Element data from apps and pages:
------------------------------
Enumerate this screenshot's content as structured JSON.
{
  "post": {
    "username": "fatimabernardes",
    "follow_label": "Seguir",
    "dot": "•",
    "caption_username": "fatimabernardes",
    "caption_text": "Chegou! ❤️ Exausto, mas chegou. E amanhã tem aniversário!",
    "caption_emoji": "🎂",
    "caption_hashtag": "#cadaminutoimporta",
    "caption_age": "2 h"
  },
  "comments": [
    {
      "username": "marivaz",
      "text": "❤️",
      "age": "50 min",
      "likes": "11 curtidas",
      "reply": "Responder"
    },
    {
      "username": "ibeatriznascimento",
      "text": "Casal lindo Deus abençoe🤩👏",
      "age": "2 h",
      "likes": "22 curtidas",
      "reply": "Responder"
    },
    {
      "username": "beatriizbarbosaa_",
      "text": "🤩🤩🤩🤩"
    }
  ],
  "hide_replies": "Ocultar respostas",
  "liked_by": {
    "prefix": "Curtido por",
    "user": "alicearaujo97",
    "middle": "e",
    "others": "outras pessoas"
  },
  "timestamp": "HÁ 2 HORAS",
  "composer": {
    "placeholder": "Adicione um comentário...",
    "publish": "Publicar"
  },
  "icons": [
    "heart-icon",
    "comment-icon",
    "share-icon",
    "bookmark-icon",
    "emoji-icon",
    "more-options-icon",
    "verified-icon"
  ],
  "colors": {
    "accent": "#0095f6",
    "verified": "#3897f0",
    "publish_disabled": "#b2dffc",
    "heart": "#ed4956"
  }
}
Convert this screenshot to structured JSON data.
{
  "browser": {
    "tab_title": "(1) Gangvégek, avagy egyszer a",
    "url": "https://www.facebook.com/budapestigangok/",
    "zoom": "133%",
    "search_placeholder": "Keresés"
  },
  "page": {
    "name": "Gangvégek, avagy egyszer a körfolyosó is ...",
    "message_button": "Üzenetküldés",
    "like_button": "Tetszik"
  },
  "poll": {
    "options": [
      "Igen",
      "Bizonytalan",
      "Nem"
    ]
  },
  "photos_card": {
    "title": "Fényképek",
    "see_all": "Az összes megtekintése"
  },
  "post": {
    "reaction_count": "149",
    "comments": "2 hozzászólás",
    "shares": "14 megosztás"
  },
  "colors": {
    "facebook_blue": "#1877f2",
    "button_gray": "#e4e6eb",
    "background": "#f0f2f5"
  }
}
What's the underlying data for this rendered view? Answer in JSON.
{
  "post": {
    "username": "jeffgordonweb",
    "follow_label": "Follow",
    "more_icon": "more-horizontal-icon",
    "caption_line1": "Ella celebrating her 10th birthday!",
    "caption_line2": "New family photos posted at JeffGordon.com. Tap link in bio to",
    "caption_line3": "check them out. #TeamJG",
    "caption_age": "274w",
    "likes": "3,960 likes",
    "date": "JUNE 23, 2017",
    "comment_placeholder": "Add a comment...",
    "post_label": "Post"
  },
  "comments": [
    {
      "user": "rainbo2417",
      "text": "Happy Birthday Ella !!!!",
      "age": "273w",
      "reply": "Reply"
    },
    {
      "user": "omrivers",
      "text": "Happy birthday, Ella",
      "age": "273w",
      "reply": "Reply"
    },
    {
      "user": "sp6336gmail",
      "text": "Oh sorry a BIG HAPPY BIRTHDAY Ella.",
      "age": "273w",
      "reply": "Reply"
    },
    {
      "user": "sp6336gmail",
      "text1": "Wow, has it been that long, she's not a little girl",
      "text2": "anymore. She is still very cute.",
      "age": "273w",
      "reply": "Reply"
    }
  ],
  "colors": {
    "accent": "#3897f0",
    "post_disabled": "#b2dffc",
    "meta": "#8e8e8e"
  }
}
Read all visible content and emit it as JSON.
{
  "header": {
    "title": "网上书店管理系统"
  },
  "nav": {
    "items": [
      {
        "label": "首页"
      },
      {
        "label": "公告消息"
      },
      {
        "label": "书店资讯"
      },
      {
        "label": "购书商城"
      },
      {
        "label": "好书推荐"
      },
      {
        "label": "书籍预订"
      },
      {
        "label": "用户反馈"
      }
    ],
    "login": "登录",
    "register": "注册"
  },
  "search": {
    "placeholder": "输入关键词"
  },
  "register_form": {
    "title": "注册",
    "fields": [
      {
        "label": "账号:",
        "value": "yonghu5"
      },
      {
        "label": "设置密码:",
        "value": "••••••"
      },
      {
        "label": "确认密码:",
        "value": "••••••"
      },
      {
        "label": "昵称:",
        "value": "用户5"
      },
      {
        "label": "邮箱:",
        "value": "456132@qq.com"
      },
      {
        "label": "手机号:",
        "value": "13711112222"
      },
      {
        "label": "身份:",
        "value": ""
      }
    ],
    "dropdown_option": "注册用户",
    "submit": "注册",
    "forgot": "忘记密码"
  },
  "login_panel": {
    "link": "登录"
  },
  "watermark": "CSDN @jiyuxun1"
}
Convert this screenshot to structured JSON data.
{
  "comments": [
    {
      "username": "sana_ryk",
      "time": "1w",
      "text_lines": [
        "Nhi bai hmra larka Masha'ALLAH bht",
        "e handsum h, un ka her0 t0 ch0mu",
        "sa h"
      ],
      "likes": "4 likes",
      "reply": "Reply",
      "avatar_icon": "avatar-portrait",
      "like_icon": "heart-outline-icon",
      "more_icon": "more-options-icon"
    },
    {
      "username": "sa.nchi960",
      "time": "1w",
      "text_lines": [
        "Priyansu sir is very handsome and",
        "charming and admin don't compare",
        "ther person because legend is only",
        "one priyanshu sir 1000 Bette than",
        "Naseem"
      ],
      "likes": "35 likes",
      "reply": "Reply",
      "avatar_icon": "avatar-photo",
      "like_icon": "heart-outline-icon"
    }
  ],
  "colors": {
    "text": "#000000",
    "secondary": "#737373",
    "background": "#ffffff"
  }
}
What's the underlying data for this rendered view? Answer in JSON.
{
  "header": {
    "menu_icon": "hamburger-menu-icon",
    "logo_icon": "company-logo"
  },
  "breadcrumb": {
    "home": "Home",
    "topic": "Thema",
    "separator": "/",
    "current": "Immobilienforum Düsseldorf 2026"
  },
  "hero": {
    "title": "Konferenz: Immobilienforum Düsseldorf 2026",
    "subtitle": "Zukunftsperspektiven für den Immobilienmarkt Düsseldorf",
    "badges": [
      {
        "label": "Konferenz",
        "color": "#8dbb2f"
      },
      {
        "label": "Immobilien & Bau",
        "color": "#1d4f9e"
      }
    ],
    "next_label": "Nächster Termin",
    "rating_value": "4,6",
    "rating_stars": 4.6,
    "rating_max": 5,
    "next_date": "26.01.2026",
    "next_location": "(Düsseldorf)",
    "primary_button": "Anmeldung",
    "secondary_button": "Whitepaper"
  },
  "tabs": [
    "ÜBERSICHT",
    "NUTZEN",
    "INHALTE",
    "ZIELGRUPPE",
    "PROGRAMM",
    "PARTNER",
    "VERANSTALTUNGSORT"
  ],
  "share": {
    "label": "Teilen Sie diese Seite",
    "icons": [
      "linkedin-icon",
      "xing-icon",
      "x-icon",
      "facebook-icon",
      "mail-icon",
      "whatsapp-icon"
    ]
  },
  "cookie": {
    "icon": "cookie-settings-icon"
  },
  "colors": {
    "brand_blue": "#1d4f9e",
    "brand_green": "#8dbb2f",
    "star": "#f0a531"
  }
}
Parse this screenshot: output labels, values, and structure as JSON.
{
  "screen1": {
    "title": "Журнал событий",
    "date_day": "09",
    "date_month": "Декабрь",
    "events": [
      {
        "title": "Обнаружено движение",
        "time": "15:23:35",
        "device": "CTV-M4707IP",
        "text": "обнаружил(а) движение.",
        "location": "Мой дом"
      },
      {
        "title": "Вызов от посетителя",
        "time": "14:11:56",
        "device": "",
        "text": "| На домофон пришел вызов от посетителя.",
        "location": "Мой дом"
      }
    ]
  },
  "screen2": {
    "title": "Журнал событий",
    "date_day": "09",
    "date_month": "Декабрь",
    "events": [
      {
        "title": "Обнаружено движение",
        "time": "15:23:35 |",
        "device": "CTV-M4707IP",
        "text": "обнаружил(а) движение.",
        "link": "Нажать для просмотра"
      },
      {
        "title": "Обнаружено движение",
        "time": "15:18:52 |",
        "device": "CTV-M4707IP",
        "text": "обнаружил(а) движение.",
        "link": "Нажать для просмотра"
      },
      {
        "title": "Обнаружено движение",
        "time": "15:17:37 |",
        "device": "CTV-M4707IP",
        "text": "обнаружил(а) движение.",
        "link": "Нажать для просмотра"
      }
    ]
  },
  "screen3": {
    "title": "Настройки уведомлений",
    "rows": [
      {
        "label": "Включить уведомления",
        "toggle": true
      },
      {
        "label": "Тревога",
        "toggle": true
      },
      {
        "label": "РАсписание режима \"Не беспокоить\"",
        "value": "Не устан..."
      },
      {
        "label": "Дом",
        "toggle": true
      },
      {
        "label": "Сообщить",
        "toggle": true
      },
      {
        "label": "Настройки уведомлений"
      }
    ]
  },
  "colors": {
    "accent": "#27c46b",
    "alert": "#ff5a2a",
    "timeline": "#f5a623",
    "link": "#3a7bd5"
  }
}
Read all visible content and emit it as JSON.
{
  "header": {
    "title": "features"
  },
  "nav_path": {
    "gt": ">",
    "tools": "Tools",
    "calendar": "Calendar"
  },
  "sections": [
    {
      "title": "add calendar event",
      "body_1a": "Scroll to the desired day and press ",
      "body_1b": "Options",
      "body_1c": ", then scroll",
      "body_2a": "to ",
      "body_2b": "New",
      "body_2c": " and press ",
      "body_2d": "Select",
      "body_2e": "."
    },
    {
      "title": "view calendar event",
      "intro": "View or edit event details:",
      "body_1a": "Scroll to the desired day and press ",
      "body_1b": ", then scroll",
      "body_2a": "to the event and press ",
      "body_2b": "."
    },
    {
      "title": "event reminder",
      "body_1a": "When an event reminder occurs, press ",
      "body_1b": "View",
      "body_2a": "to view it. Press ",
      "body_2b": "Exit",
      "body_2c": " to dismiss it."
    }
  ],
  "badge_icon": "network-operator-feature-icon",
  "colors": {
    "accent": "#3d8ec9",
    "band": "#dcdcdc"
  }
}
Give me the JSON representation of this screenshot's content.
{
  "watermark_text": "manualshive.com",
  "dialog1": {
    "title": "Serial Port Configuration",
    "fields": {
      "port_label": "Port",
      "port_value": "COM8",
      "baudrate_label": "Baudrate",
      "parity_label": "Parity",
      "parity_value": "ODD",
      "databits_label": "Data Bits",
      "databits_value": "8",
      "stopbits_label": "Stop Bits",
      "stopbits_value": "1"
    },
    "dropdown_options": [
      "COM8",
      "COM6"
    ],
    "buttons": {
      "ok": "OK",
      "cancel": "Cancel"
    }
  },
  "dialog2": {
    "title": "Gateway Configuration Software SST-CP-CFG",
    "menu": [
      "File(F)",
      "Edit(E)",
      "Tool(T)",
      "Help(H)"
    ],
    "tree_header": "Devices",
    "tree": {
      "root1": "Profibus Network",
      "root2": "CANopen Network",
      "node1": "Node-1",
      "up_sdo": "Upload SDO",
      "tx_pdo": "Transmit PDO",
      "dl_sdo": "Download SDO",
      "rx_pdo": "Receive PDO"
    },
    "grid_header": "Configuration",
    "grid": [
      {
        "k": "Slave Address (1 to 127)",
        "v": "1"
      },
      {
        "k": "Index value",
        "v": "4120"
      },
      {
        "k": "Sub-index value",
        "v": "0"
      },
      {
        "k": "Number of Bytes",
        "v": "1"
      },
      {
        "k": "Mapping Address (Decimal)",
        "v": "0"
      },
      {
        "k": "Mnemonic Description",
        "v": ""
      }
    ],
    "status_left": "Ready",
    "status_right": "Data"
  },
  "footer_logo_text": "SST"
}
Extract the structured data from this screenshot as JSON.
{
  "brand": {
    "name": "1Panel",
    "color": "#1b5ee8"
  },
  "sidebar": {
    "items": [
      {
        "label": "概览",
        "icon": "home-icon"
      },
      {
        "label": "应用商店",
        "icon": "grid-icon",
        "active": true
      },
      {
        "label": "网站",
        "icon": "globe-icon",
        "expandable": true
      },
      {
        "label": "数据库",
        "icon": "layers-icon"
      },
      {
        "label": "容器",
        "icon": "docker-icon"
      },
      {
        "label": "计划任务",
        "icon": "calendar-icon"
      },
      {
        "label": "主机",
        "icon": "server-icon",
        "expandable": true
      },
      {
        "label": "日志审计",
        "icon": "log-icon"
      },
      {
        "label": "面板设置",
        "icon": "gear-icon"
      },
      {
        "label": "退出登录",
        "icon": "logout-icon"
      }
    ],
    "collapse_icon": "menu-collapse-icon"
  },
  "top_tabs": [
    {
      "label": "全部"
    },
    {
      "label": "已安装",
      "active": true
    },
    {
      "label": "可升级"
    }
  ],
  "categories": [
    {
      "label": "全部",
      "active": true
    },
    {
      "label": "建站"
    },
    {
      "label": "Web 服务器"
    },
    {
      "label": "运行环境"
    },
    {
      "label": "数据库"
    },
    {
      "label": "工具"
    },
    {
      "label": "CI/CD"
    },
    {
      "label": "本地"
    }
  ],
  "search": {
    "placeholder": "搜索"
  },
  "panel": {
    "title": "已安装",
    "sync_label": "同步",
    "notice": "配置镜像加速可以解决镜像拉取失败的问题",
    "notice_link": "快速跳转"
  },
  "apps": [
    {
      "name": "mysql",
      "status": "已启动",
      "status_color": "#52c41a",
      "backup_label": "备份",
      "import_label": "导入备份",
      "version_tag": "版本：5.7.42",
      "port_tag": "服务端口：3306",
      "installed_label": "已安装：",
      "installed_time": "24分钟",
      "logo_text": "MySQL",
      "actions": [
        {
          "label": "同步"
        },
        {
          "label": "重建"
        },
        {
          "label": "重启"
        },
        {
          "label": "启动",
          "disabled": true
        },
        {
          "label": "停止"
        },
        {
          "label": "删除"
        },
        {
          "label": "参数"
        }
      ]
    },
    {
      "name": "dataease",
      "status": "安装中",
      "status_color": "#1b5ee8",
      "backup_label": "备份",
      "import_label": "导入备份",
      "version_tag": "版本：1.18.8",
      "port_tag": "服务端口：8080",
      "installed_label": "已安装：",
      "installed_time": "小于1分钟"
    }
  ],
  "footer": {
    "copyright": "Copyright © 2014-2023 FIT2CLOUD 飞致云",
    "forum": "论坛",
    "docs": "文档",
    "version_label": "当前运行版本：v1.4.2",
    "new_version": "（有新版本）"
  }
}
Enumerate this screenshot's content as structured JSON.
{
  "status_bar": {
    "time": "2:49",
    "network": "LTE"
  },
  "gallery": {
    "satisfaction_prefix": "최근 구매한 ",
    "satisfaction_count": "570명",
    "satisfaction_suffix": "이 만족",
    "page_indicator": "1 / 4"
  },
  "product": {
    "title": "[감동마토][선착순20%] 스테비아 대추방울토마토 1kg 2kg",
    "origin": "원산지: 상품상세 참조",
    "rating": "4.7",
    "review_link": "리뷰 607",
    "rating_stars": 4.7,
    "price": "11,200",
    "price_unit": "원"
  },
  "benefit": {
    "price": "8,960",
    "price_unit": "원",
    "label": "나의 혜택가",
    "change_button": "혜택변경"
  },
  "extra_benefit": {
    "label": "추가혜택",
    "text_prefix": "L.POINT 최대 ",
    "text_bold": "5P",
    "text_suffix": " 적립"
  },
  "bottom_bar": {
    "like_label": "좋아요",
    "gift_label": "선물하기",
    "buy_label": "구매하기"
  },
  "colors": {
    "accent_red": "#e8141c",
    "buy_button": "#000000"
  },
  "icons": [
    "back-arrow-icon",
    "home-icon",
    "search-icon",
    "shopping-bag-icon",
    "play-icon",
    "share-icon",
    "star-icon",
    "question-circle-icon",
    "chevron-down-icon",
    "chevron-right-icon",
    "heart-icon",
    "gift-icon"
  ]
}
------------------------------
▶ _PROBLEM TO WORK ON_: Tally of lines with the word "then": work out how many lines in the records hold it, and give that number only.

▶ _TASK RESULT_: 2